Under way, the northern midnight air crept down every collar and up every sleeve, loaded with icy drizzle that performed tactical acrobatics to ensure discomfort. My companions took cover deep inside the grainers, wrapped in down feathers and insulated from the cold metal surfaces by planks of cardboard. In the absence of such brilliant foresight, I draped myself in an undersized cotton blanket that I’d purchased ten years prior in Tijuana for ninety pesos, took bumps from a thermos full of cold caffeine, and stood on the insulated rubber soles of my twenty-dollar boots, propped in such a way so that if I were to fall asleep I’d stumble away from the churning teeth that gnashed consistently and indiscriminately mere paces from my platform. When the train would stop, and it did many times, I’d step down and run a few laps trackside to coerce the blood into motion and rouse my cohorts from their cubbies with ETAs and observations. They would patiently entertain me until the horn-blasts of the oncoming train were apparent and our movement was imminent and they’d return to their bedding and slumber and I to my glorified paper-towel and mind-over-matter strategies for ignoring the coldness.

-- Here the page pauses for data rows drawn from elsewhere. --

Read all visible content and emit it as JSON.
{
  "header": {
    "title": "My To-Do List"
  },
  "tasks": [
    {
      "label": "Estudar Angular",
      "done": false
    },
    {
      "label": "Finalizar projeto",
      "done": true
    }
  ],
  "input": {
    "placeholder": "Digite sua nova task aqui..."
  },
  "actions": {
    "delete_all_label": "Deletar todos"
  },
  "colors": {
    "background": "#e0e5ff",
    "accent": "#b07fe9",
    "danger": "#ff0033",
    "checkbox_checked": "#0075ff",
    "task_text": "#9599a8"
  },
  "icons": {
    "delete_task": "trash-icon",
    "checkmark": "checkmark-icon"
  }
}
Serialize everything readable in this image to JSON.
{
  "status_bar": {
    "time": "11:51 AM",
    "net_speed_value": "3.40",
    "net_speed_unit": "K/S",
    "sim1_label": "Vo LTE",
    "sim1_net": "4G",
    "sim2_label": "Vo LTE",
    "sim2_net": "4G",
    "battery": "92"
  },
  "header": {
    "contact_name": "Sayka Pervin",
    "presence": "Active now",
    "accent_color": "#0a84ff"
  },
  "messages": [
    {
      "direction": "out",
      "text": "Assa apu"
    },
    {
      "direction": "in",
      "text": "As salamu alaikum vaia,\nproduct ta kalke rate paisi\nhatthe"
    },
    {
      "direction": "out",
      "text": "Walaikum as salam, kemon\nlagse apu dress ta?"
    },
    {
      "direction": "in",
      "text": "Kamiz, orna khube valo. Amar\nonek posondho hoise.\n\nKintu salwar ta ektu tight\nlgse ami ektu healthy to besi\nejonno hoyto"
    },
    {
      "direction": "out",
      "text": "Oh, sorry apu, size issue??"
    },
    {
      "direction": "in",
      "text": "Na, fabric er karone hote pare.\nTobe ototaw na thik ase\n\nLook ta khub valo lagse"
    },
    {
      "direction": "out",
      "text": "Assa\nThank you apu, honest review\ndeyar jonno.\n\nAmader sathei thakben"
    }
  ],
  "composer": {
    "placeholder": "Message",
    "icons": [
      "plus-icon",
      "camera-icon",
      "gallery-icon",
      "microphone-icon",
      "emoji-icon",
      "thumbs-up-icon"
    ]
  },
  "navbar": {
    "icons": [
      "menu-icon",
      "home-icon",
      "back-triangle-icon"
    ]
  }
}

At one of these stops it was apparent that there’d be no more of them before we reached Portland. Should our train have been bound for Seattle or one of the big switchyards to the east, we’d have been foolish to expect it to stop there, either. Though all of the northwestern cities had been weighed as possible destinations prior to setting out, we’d cumulatively agreed on simply heading “north”, and taking our cards as they were dealt to us. But nothing can end a long cold ride better than a soft landing, and my soft landing was in Portland. They had their sights set on Bellingham, Washington, just shy of the Canadian border. So when we rolled into the yard south of downtown pdx under a pale dawn, I made my way perpendicular from the tracks onto a nearby highway, and before the tail-end of our train had yet fallen out of sight, was whisked away to a breakfast of Belgian waffles with strawberries and whipped cream that digested famously while I slept the day away in a comfortable warm bed, though periodically waking to the slight pangs of guilt that came with knowing that my friends were still wicking up the cold Cascadian drizzle like sponges, pressing forward, with their waffles and warm beds still several days on, northbound.
©2011 by Braden Diotte